▶ **Assignment**
Provide the data again exactly, including every line that follows.

(Data for this exercise begins)

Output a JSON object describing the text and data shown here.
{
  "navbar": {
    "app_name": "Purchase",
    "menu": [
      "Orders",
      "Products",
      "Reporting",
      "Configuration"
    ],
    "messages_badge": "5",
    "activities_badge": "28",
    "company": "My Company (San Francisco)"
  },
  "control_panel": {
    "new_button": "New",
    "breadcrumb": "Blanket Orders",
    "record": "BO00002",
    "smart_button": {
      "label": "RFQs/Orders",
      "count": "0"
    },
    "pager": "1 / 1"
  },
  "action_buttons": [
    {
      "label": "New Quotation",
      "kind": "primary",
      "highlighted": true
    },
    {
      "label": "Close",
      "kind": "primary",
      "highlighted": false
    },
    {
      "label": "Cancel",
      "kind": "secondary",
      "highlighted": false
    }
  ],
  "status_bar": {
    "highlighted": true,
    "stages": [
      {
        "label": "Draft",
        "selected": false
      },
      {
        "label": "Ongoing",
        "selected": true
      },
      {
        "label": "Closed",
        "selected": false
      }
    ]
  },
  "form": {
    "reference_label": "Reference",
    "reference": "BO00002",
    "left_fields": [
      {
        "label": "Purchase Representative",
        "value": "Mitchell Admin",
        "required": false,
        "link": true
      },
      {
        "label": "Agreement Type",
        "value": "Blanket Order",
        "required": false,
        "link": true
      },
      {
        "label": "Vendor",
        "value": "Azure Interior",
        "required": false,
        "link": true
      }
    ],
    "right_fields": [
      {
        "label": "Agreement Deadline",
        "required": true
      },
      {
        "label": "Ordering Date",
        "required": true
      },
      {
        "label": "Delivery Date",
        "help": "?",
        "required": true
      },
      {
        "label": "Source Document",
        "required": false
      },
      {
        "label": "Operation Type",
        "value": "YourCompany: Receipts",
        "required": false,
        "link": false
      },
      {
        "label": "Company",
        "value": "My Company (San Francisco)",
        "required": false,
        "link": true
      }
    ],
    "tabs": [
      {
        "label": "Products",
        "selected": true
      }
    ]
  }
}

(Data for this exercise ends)

▶ **Task output**
Output a JSON object describing the text and data shown here.
{
  "navbar": {
    "app_name": "Purchase",
    "menu": [
      "Orders",
      "Products",
      "Reporting",
      "Configuration"
    ],
    "messages_badge": "5",
    "activities_badge": "28",
    "company": "My Company (San Francisco)"
  },
  "control_panel": {
    "new_button": "New",
    "breadcrumb": "Blanket Orders",
    "record": "BO00002",
    "smart_button": {
      "label": "RFQs/Orders",
      "count": "0"
    },
    "pager": "1 / 1"
  },
  "action_buttons": [
    {
      "label": "New Quotation",
      "kind": "primary",
      "highlighted": true
    },
    {
      "label": "Close",
      "kind": "primary",
      "highlighted": false
    },
    {
      "label": "Cancel",
      "kind": "secondary",
      "highlighted": false
    }
  ],
  "status_bar": {
    "highlighted": true,
    "stages": [
      {
        "label": "Draft",
        "selected": false
      },
      {
        "label": "Ongoing",
        "selected": true
      },
      {
        "label": "Closed",
        "selected": false
      }
    ]
  },
  "form": {
    "reference_label": "Reference",
    "reference": "BO00002",
    "left_fields": [
      {
        "label": "Purchase Representative",
        "value": "Mitchell Admin",
        "required": false,
        "link": true
      },
      {
        "label": "Agreement Type",
        "value": "Blanket Order",
        "required": false,
        "link": true
      },
      {
        "label": "Vendor",
        "value": "Azure Interior",
        "required": false,
        "link": true
      }
    ],
    "right_fields": [
      {
        "label": "Agreement Deadline",
        "required": true
      },
      {
        "label": "Ordering Date",
        "required": true
      },
      {
        "label": "Delivery Date",
        "help": "?",
        "required": true
      },
      {
        "label": "Source Document",
        "required": false
      },
      {
        "label": "Operation Type",
        "value": "YourCompany: Receipts",
        "required": false,
        "link": false
      },
      {
        "label": "Company",
        "value": "My Company (San Francisco)",
        "required": false,
        "link": true
      }
    ],
    "tabs": [
      {
        "label": "Products",
        "selected": true
      }
    ]
  }
}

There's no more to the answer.